Today a betrothed couple can register for a honeymoon or a mortgage payment, but until recently the expectation of wedding gifts, and particularly the gift registry, was a relatively new concept. The first gifts exchanged on the occasion of a marriage were given to the bride's parents by the groom, often as a form of payment for the loss of a productive member of the family. In fact, the term "wedding" comes from the Anglo-Saxon word "wedd" which was the groom's pledge to pay the bride's father.
By the early 19th century, it became customary for the immediate family to send the bride to her groom with all the necessities for setting up housekeeping in tow. Often only close family attended the wedding, and even the few non-family guests would only bring a small token, as a practical gift might imply that the family could not provide the essential equipment of married life.

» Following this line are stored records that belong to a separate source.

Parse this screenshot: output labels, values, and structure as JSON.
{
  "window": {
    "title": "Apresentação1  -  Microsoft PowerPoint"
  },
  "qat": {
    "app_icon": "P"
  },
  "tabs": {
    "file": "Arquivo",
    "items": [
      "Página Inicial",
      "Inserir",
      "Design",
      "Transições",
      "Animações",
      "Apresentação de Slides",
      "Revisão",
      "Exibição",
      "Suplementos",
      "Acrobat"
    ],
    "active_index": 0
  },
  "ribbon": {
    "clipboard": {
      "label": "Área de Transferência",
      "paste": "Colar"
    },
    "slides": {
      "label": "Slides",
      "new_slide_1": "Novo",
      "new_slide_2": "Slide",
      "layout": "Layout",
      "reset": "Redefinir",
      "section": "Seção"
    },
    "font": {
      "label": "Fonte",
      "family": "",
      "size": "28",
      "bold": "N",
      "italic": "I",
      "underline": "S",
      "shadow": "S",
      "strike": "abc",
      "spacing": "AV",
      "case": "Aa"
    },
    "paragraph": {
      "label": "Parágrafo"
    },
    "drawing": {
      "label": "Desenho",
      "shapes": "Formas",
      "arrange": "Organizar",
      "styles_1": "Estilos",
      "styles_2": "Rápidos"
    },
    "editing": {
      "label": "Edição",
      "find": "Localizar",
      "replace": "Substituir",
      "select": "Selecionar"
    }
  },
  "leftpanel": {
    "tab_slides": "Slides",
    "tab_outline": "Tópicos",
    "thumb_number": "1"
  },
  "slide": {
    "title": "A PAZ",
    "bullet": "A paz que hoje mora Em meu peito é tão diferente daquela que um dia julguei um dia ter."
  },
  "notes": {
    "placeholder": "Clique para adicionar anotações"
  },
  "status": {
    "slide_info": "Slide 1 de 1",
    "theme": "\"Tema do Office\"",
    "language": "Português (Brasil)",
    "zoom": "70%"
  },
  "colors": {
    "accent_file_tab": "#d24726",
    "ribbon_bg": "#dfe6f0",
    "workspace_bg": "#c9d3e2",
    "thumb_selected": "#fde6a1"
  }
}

As the guest list expanded dramatically during the Victorian era, so did the gift giving, and soon wedding presents were on display in a room of the bride's home. Society columnists often reported not only who attended upper-class weddings, but what gift was brought, and even how much it cost! And while this might shame a guest into bringing a gift, most guests didn't feel obligated to purchase a present until the 1930s.
In 1929, the Ladies' Home Journal urged department stores to create the "wedding-gift consulting bureau," as a way to track which gifts had been purchased for which couple, or the couples' preference for a pattern. But most stores still agreed with their shoppers that this amounted to asking for gifts, a concept considered greedy and crude. It was only after decades of receiving three coffeepots, mismatched china, and incomplete sets of flatware, along with the publication of detailed explanations and advertising by bridal magazines and stores (who changed their minds and began to promote the registry idea during the 1940s) that brides and their guests finally began to take advantage of the registry system.